15.3 MX Records
Recall that in the hub/client setup, all mail goes to the hub machine and none is ever delivered directly to the client. This requires two things: that all mail to the client be automatically sent to the hub machine instead of to the client and that the hub machine accept mail addressed to the client as though that mail were addressed to the hub machine instead. Forcing all mail to go to the hub machine requires special Mail Exchanger (MX) records.
If you already administer DNS, the changes that we will make are easily accomplished. If you don't, you will have to ask your DNS administrator to make the changes for you. How DNS interacts with sendmail is described in greater detail in Chapter 21, DNS and sendmail . You may want to jump ahead to that chapter, and then return here, to better understand the changes we are making.
To arrange for all mail to go to the hub machine, first find the primary file for your DNS zone. We won't tell you where to find it, because either you know where it is or you probably lack permission to edit it. Somewhere in the primary file for your DNS zone is an entry for the local client. It looks something like this:
here IN A 18.104.22.168 IN HINFO Sun4/75 unix
Remember that the local machine is
. The entry for
this machine begins with its hostname (with the domain part
Other lines may follow the A record. Here, we show an HINFO (host information) record that describes the hardware and the operating system for the local machine.
Immediately below the A record for the local machine, add a new MX record:
here IN A 22.214.171.124 IN MX 13 mail add IN HINFO Sun4/75 unix

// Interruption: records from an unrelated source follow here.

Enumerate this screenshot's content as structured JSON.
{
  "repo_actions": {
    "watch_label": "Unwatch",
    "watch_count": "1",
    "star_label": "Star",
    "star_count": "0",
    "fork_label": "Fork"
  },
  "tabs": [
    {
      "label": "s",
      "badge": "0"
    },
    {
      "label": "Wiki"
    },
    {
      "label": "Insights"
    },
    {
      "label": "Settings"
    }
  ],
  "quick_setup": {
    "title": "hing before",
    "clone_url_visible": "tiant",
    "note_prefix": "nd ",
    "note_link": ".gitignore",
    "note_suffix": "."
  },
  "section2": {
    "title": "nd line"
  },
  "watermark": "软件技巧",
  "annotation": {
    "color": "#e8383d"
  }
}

Two pieces of information are necessary for
an MX record. The first is a relative
The second item (the one following the preference) is the name
of the hub machine to which mail will be sent in place of sending
it to the client. If the domain part for both the hub machine
and the client machine is the same, only the hostname of the
hub machine needs to appear in this record. The hostname
of the hub in all our examples has been
IN MX 13
You should, of course, replace
If the hub machine is in a different domain than the client,
a fully qualified domain name needs to be specified in place of
IN MX 13
If you place a fully qualified name in an MX record,
be sure to terminate that name with a dot. That dot tells DNS
that this name is complete. Without it, DNS automatically
appends your local domain to the name, resulting in an unknown address.
In the entry
After you've made this change, you need to wait for the old
record to time out. The length of time to wait depends on the value
of the Time To Live (TTL) that is defined for the record. A TTL can
appear in two places. It can appear in the A record,
or it can appear elsewhere as a default TTL. If the TTL appears in
the A record, it will be a number between the hostname
here 28800 IN A 126.96.36.199 Time To Live (TTL) for this record
TTL values are always in seconds. Here, the A record will time out and any new information will be updated after eight hours have elapsed. Depending on when it was last updated, you may have to wait up to eight hours for the new MX record to be recognized.
If the A record has a TTL, you should duplicate that TTL in the new MX record so that they both time out together:
here 28800 IN A 188.8.131.52
At most sites the TTL for A and MX records are not
stored with them but are defined by a default TTL elsewhere.
To find the default TTL, look at the top of the same file for a
Start Of Authority (
@ IN SOA us.edu. postmaster.us.edu. ( 1.43 ; serial number 7200 ; secondary refresh 1800 ; secondary retry 3600000 ; secondary expire 86400 ) ; default ttl
The details of your
If your MX records lack individual TTLs (because the A record lacks them), you will need to wait the default TTL period of time for the new MX record to become known.
We've omitted a few wrinkles, such as reloading the name server, for a simpler description of the process. If you have permission to change the zone file, you have doubtless changed it before and are familiar with the missing steps. If you haven't, a short section like this one can't begin to give you the information you need to manage DNS. Instead, we refer you to DNS and BIND, Second Edition by Paul Albitz and Cricket Liu (O'Reilly & Associates, Inc., 1997).